visit to the Temple of Fortune some attentive clerk handed him down the

roll which had just come in and said, "From Syria, your Highness!" that

he might have a chance to say something to the Emperor; that the Emperor

thanked him, and, in his courtly way, opened the roll so as to seem

interested; that his eye caught the words "Bethlehem--village near

Jerusalem," and the figures which showed the number of the people and of

the children and of all the infants there. Perhaps. No matter if not.

Sixty years after, Augustus' successor, Nero, set fire to Rome in a

drunken fit. The Temple of Fortune caught the flames, and our roll, with

Bethlehem and the count of Joseph's possessions twisted and crackled

like any common rag, turned to smoke and ashes, and was gone. That is

what such statistics come to!

Five hundred years after, the whole scene is changed. The Church of

Christ, which for hundreds of years worshipped under-ground in Rome, has

found air and sunlight now. It is almost five hundred years after Paul

enters Rome as a prisoner, after Nero burned Rome down, that a monk of

St. Andrew, one of the more prominent monasteries of the city of Rome,

walking through that great market-place of the city--which to this hour

preserves most distinctly, perhaps, the memory of what Rome was--saw a

party of fair-haired slaves for sale among the rest. He stops to ask

where they come from, and of what nation they are; to be told they are

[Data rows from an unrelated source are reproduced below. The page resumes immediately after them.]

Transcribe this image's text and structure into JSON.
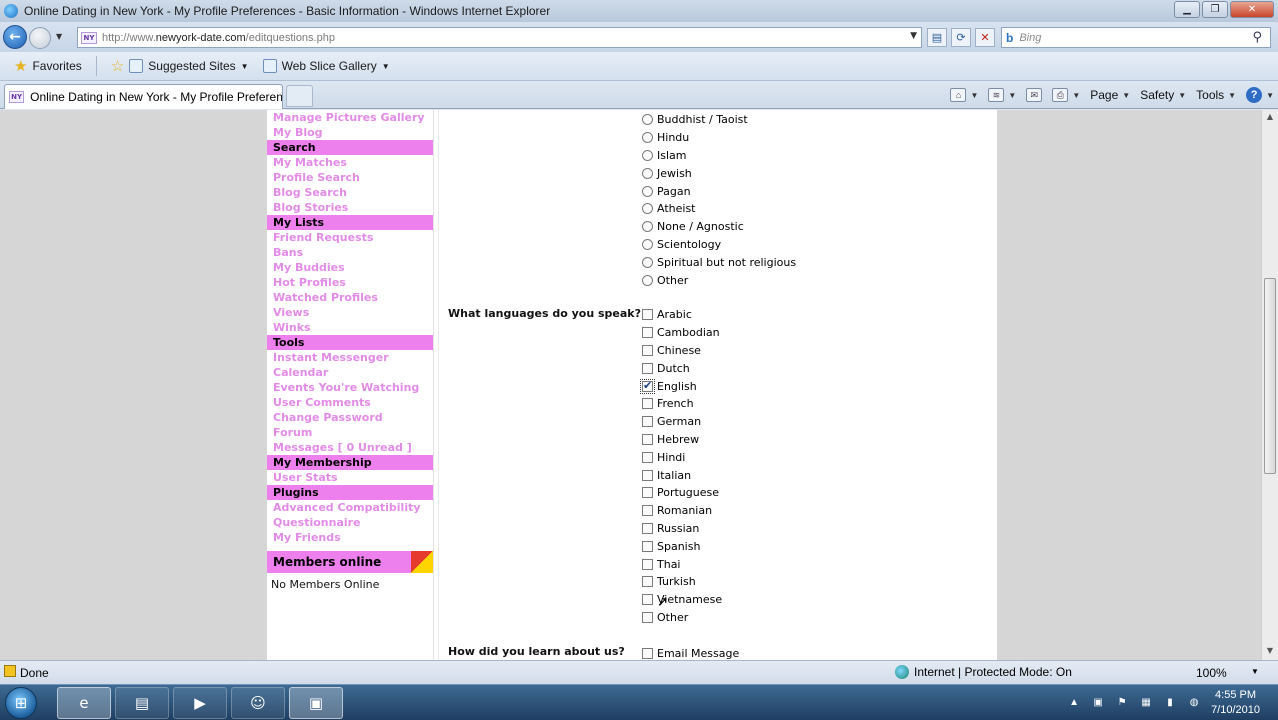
{
  "window": {
    "title": "Online Dating in New York - My Profile Preferences - Basic Information - Windows Internet Explorer",
    "buttons": [
      "▁",
      "❐",
      "✕"
    ]
  },
  "address": {
    "url_prefix": "http://www.",
    "url_domain": "newyork-date.com",
    "url_path": "/editquestions.php",
    "favicon": "NY"
  },
  "search": {
    "placeholder": "Bing",
    "brand": "b"
  },
  "favorites": {
    "favorites_label": "Favorites",
    "suggested_label": "Suggested Sites",
    "webslice_label": "Web Slice Gallery"
  },
  "tab": {
    "label": "Online Dating in New York - My Profile Preferenc..."
  },
  "commandbar": {
    "page_label": "Page",
    "safety_label": "Safety",
    "tools_label": "Tools"
  },
  "sidebar": {
    "items": [
      {
        "label": "Manage Pictures Gallery",
        "type": "link"
      },
      {
        "label": "My Blog",
        "type": "link"
      },
      {
        "label": "Search",
        "type": "head"
      },
      {
        "label": "My Matches",
        "type": "link"
      },
      {
        "label": "Profile Search",
        "type": "link"
      },
      {
        "label": "Blog Search",
        "type": "link"
      },
      {
        "label": "Blog Stories",
        "type": "link"
      },
      {
        "label": "My Lists",
        "type": "head"
      },
      {
        "label": "Friend Requests",
        "type": "link"
      },
      {
        "label": "Bans",
        "type": "link"
      },
      {
        "label": "My Buddies",
        "type": "link"
      },
      {
        "label": "Hot Profiles",
        "type": "link"
      },
      {
        "label": "Watched Profiles",
        "type": "link"
      },
      {
        "label": "Views",
        "type": "link"
      },
      {
        "label": "Winks",
        "type": "link"
      },
      {
        "label": "Tools",
        "type": "head"
      },
      {
        "label": "Instant Messenger",
        "type": "link"
      },
      {
        "label": "Calendar",
        "type": "link"
      },
      {
        "label": "Events You're Watching",
        "type": "link"
      },
      {
        "label": "User Comments",
        "type": "link"
      },
      {
        "label": "Change Password",
        "type": "link"
      },
      {
        "label": "Forum",
        "type": "link"
      },
      {
        "label": "Messages [ 0 Unread ]",
        "type": "link"
      },
      {
        "label": "My Membership",
        "type": "head"
      },
      {
        "label": "User Stats",
        "type": "link"
      },
      {
        "label": "Plugins",
        "type": "head"
      },
      {
        "label": "Advanced Compatibility",
        "type": "link"
      },
      {
        "label": "Questionnaire",
        "type": "link"
      },
      {
        "label": "My Friends",
        "type": "link"
      }
    ],
    "members_title": "Members online",
    "members_text": "No Members Online"
  },
  "religion_options": [
    {
      "label": "Buddhist / Taoist",
      "checked": false
    },
    {
      "label": "Hindu",
      "checked": false
    },
    {
      "label": "Islam",
      "checked": false
    },
    {
      "label": "Jewish",
      "checked": false
    },
    {
      "label": "Pagan",
      "checked": false
    },
    {
      "label": "Atheist",
      "checked": false
    },
    {
      "label": "None / Agnostic",
      "checked": false
    },
    {
      "label": "Scientology",
      "checked": false
    },
    {
      "label": "Spiritual but not religious",
      "checked": false
    },
    {
      "label": "Other",
      "checked": false
    }
  ],
  "languages": {
    "question": "What languages do you speak?",
    "options": [
      {
        "label": "Arabic",
        "checked": false
      },
      {
        "label": "Cambodian",
        "checked": false
      },
      {
        "label": "Chinese",
        "checked": false
      },
      {
        "label": "Dutch",
        "checked": false
      },
      {
        "label": "English",
        "checked": true
      },
      {
        "label": "French",
        "checked": false
      },
      {
        "label": "German",
        "checked": false
      },
      {
        "label": "Hebrew",
        "checked": false
      },
      {
        "label": "Hindi",
        "checked": false
      },
      {
        "label": "Italian",
        "checked": false
      },
      {
        "label": "Portuguese",
        "checked": false
      },
      {
        "label": "Romanian",
        "checked": false
      },
      {
        "label": "Russian",
        "checked": false
      },
      {
        "label": "Spanish",
        "checked": false
      },
      {
        "label": "Thai",
        "checked": false
      },
      {
        "label": "Turkish",
        "checked": false
      },
      {
        "label": "Vietnamese",
        "checked": false
      },
      {
        "label": "Other",
        "checked": false
      }
    ]
  },
  "learn": {
    "question": "How did you learn about us?",
    "options": [
      {
        "label": "Email Message",
        "checked": false
      }
    ]
  },
  "status": {
    "text": "Done",
    "zone": "Internet | Protected Mode: On",
    "zoom": "100%"
  },
  "taskbar": {
    "time": "4:55 PM",
    "date": "7/10/2010"
  }
}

"Angli." "Rather Angeli," says Gregory,--"rather angels;" and with other

sacred bon-mots he fixes the pretty boys and pretty girls in his

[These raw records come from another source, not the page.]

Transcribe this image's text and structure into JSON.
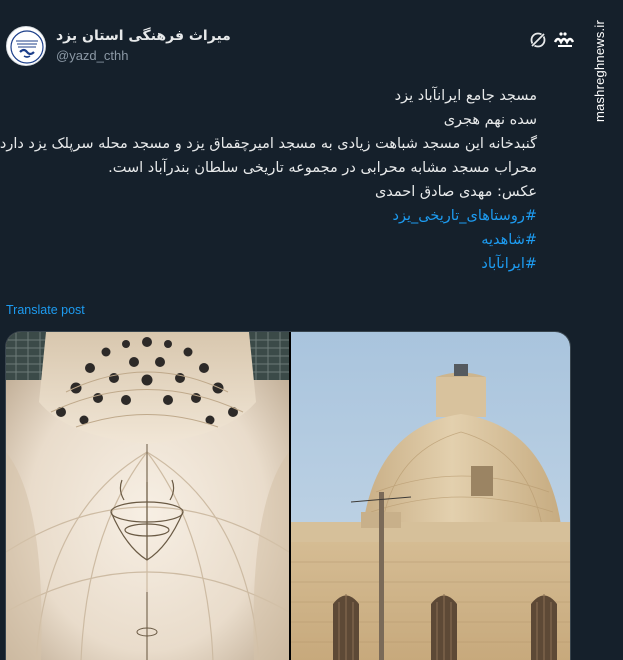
{
  "account": {
    "display_name": "میراث فرهنگی استان یزد",
    "handle": "@yazd_cthh",
    "avatar_icon": "yazd-heritage-seal-icon"
  },
  "post": {
    "lines": [
      "مسجد جامع ایرانآباد یزد",
      "سده نهم هجری",
      "گنبدخانه این مسجد شباهت زیادی به مسجد امیرچقماق یزد و مسجد محله سرپلک یزد دارد.",
      "محراب مسجد مشابه محرابی در مجموعه تاریخی سلطان بندرآباد است.",
      "عکس: مهدی صادق احمدی"
    ],
    "hashtags": [
      "#روستاهای_تاریخی_یزد",
      "#شاهدیه",
      "#ایرانآباد"
    ],
    "translate_label": "Translate post"
  },
  "media": {
    "left_photo": "dome-interior-photo",
    "right_photo": "dome-exterior-photo"
  },
  "watermark": {
    "text": "mashreghnews.ir",
    "logo_icon": "mashregh-logo-icon"
  },
  "colors": {
    "background": "#15202b",
    "link": "#1d9bf0",
    "text": "#e7e9ea",
    "secondary": "#8b98a5"
  }
}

memory. Nor are these familiar plays upon words to be spoken of as mere

puns. Gregory was determined to attempt the conversion of the land from

which these "angels" came. He started on the pilgrimage, which was then

a dangerous one; but was recalled by the pope of his day, at the

instance of his friends, who could not do without him.

A few years more and this monk is Bishop of Rome. True to the promise of

the market-place, he organizes the Christian mission which fulfils his

prophecy. He sends Austin with his companions to the island of the

fair-haired slave boys; and that new step in the civilization of that

land comes, to which we owe it that we are met in this church, nay, that

we live in this land this day.

So far has the star of the baby of Bethlehem risen in a little more than

five centuries. A Christian dominion has laid its foundations in the

Eternal City. And you and I, gentle reader, are what we are and are

where we are because that monk of St. Andrew saw those angel boys that

day in a Roman market-place.